Figure 5-5. - Cross and roller universal joint - disassembled view.
The ball and trunnion universal joint is a T-shaped shaft that is enclosed in the body of the joint (fig. 5-6). The trunnion ends are each equipped with a ball, mounted in needle bearings. and move freely in grooves in the outer body of the joint, in effect, creating a slip joint. Compensating springs at each end of the drive shaft hold it in a centered position.
Variations in length is permitted by the longitudinal movement of the balls in the body grooves. Angular displacement is allowed by outward movement of the balls on the trunnion pins. This type of universal joint is recognized easily by the flexible dust boot that covers it.
The double-cardan universal joint uses two cross and roller joints in tandem to form a single joint (fig. 5-7). The joints are linked through a centering yoke that works in conjunction with a specially designed spring-loaded centering ball. The components are contained within the centering coupling yoke.
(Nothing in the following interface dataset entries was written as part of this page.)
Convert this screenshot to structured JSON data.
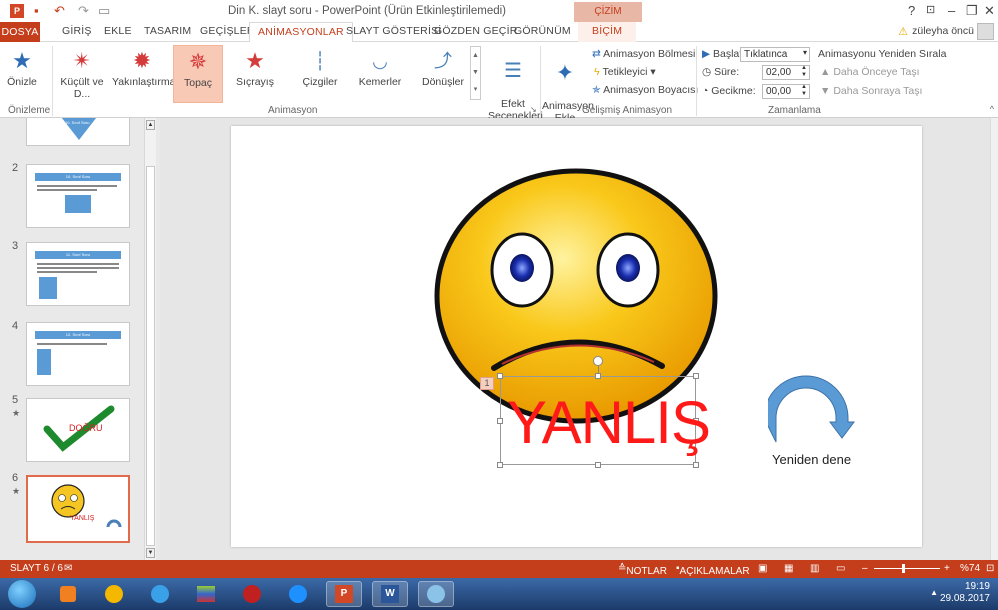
{
  "titlebar": {
    "app_icon": "P",
    "title": "Din K. slayt soru -  PowerPoint (Ürün Etkinleştirilemedi)",
    "context_tab_group": "ÇİZİM ARAÇLARI",
    "help": "?",
    "minimize": "–",
    "restore": "❐",
    "close": "✕"
  },
  "tabs": {
    "file": "DOSYA",
    "items": [
      "GİRİŞ",
      "EKLE",
      "TASARIM",
      "GEÇİŞLER",
      "ANİMASYONLAR",
      "SLAYT GÖSTERİSİ",
      "GÖZDEN GEÇİR",
      "GÖRÜNÜM",
      "BİÇİM"
    ],
    "active": "ANİMASYONLAR",
    "user_name": "züleyha öncü"
  },
  "ribbon": {
    "preview": {
      "label": "Önizle",
      "group": "Önizleme"
    },
    "animation_group": "Animasyon",
    "animations": [
      {
        "label": "Küçült ve D...",
        "icon": "star-shrink-icon"
      },
      {
        "label": "Yakınlaştırma",
        "icon": "star-zoom-icon"
      },
      {
        "label": "Topaç",
        "icon": "star-spin-icon",
        "selected": true
      },
      {
        "label": "Sıçrayış",
        "icon": "star-bounce-icon"
      },
      {
        "label": "Çizgiler",
        "icon": "lines-path-icon"
      },
      {
        "label": "Kemerler",
        "icon": "arcs-path-icon"
      },
      {
        "label": "Dönüşler",
        "icon": "turns-path-icon"
      }
    ],
    "effect_options": "Efekt\nSeçenekleri",
    "advanced": {
      "group": "Gelişmiş Animasyon",
      "add_animation": "Animasyon\nEkle",
      "animation_pane": "Animasyon Bölmesi",
      "trigger": "Tetikleyici",
      "painter": "Animasyon Boyacısı"
    },
    "timing": {
      "group": "Zamanlama",
      "start_label": "Başlat:",
      "start_value": "Tıklatınca",
      "duration_label": "Süre:",
      "duration_value": "02,00",
      "delay_label": "Gecikme:",
      "delay_value": "00,00",
      "reorder_title": "Animasyonu Yeniden Sırala",
      "move_earlier": "Daha Önceye Taşı",
      "move_later": "Daha Sonraya Taşı"
    }
  },
  "slides": [
    {
      "num": "",
      "title": "10. Sınıf Soru"
    },
    {
      "num": "2",
      "title": "10. Sınıf Soru"
    },
    {
      "num": "3",
      "title": "11. Sınıf Soru"
    },
    {
      "num": "4",
      "title": "12. Sınıf Soru"
    },
    {
      "num": "5",
      "text": "DOĞRU",
      "star": "★"
    },
    {
      "num": "6",
      "text": "YANLIŞ",
      "star": "★",
      "selected": true
    }
  ],
  "slide": {
    "wrong_text": "YANLIŞ",
    "anim_order": "1",
    "retry_text": "Yeniden dene"
  },
  "status": {
    "slide_info": "SLAYT 6 / 6",
    "notes": "NOTLAR",
    "comments": "AÇIKLAMALAR",
    "zoom": "%74"
  },
  "taskbar": {
    "time": "19:19",
    "date": "29.08.2017"
  },
  "colors": {
    "accent": "#c43e1c",
    "selected_gallery": "#f8c9b5",
    "wrong_text": "#ff1a1a",
    "arrow": "#4a7fb8"
  }
}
As the shafts rotate, the action of the centering ball and yoke acts to maintain an equally divided drive angle between the connected shafts, resulting in a constant drive velocity.
The speed fluctuations caused by the conventional universal joints do not cause much difficulty in the rear-wheel drive shaft where they have to drive through small angles only. In front-wheel drives, the wheels are cramped up to 30 degrees in steering. For this reason velocity fluctuations present a serious problem. Conventional universal joints would cause
Figure 5-6. - Ball and trunnion universal joint.Continue Reading